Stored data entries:

......

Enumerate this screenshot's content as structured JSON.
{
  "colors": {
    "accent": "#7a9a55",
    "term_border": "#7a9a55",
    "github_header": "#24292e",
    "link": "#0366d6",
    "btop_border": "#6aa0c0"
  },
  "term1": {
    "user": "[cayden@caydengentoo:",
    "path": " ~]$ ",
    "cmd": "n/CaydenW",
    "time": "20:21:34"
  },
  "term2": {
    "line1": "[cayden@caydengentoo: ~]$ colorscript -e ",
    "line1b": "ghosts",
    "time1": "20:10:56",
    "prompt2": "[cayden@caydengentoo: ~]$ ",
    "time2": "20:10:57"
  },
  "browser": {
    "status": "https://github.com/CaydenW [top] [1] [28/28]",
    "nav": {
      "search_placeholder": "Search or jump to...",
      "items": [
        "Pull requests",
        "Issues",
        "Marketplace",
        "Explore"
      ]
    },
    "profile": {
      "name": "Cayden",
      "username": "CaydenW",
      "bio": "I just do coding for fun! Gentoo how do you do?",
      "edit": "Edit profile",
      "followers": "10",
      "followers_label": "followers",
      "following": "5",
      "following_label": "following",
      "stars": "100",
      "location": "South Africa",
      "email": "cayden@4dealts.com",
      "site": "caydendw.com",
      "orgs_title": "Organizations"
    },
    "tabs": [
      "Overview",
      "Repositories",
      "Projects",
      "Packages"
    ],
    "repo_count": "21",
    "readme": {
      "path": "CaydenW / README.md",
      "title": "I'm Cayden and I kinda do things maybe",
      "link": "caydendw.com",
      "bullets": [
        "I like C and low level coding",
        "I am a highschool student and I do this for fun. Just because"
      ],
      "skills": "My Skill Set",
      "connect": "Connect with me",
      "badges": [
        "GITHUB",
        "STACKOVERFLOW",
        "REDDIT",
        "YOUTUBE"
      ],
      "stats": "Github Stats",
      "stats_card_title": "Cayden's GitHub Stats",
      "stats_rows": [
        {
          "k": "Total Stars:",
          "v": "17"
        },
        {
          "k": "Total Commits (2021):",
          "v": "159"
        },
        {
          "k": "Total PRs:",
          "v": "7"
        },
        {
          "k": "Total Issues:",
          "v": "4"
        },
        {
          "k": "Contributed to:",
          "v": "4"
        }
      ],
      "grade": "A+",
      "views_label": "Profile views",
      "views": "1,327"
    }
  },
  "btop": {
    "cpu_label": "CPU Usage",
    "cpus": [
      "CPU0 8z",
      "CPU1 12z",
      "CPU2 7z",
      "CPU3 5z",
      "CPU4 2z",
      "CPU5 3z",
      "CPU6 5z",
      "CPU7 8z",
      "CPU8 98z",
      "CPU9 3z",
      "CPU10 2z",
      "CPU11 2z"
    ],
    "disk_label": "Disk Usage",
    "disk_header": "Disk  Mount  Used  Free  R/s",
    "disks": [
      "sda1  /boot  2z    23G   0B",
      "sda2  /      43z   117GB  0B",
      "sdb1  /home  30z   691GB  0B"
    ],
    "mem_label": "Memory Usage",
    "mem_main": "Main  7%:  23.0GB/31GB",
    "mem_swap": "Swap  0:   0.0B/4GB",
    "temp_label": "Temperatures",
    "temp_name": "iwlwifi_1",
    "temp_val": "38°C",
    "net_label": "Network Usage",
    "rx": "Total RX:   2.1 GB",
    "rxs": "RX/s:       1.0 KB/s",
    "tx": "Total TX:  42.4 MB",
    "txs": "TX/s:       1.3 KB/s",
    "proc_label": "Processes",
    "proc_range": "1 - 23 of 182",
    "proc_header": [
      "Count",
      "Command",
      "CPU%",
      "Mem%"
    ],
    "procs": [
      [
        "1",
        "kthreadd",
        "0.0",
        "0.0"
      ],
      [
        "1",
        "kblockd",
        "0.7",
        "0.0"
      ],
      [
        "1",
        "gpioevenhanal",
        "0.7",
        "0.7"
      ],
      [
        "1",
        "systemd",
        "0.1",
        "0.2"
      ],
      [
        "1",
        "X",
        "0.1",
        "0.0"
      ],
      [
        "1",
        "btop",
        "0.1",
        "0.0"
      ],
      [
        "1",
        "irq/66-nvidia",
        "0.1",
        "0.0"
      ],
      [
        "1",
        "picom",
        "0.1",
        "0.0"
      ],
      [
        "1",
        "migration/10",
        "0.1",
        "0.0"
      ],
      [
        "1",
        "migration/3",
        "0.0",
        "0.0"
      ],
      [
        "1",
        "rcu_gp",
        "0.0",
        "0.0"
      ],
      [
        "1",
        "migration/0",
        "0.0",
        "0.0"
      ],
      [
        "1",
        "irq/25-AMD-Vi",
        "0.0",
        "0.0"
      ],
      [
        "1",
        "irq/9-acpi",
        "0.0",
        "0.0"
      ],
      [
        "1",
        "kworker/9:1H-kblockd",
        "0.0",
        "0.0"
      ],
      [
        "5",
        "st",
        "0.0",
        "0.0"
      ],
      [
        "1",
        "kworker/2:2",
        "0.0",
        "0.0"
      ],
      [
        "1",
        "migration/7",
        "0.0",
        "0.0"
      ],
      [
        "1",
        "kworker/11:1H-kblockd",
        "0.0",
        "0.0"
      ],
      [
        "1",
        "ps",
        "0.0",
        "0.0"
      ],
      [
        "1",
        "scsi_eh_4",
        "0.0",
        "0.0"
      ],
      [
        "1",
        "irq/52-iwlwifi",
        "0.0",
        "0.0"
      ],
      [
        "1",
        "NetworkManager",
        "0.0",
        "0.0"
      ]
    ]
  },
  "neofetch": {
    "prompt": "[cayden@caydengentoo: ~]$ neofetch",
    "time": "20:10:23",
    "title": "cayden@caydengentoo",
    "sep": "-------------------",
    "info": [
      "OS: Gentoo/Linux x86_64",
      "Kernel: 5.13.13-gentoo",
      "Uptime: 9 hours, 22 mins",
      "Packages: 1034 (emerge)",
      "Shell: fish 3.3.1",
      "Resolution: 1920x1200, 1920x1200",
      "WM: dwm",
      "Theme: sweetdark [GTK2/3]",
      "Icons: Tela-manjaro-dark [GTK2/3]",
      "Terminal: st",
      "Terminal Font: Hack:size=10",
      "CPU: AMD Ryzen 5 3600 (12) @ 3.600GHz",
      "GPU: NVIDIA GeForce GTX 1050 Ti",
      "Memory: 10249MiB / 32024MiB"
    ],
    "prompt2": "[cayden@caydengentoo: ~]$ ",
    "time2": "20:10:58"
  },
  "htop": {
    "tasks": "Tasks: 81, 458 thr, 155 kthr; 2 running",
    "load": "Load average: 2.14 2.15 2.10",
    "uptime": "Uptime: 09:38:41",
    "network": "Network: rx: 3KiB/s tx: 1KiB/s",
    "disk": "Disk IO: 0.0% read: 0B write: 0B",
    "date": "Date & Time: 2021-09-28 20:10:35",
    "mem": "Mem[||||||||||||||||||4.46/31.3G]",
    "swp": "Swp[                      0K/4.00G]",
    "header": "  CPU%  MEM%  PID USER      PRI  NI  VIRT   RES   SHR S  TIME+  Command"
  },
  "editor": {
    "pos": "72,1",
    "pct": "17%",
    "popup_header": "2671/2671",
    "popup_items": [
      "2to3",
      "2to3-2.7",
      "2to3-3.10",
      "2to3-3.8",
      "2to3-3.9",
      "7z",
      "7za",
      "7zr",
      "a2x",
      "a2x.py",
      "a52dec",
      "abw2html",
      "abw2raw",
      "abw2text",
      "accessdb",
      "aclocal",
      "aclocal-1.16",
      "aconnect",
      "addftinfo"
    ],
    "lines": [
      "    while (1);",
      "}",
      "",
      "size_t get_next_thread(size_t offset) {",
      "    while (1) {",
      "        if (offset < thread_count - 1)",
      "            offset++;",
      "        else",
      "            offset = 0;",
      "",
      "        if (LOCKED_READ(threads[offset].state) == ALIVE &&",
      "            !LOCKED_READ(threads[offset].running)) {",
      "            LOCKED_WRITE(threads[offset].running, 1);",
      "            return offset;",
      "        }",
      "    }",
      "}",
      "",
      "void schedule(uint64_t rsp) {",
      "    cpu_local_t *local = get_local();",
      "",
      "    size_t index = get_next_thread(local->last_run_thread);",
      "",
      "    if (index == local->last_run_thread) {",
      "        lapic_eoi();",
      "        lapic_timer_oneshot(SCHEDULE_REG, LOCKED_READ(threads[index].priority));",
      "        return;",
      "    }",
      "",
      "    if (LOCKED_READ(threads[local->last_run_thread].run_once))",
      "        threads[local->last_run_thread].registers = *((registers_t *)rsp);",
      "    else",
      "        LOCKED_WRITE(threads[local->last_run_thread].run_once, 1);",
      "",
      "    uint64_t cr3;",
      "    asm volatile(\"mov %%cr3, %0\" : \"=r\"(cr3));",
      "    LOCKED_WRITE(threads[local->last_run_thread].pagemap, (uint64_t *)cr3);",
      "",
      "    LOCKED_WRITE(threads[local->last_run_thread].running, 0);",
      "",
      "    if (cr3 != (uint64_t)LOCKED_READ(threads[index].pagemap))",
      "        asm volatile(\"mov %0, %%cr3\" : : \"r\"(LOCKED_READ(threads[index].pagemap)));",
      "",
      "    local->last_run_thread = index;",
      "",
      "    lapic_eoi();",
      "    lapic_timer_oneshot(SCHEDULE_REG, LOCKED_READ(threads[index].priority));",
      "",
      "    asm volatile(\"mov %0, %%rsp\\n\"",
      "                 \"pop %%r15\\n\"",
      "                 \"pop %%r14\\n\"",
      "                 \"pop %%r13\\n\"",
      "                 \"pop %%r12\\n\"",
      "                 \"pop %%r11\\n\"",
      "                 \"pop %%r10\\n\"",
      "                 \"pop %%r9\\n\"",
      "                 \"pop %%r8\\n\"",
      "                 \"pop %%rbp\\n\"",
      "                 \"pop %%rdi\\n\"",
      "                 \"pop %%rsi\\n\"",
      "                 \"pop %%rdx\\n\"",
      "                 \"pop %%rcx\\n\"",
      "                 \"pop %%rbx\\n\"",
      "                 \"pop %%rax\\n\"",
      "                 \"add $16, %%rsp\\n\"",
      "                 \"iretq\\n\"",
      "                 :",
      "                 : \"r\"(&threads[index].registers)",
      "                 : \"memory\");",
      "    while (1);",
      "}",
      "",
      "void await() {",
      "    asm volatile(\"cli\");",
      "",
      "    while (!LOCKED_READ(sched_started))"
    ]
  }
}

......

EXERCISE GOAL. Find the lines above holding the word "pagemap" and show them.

EXERCISE RESULT.
      "    LOCKED_WRITE(threads[local->last_run_thread].pagemap, (uint64_t *)cr3);",
      "    if (cr3 != (uint64_t)LOCKED_READ(threads[index].pagemap))",
      "        asm volatile(\"mov %0, %%cr3\" : : \"r\"(LOCKED_READ(threads[index].pagemap)));",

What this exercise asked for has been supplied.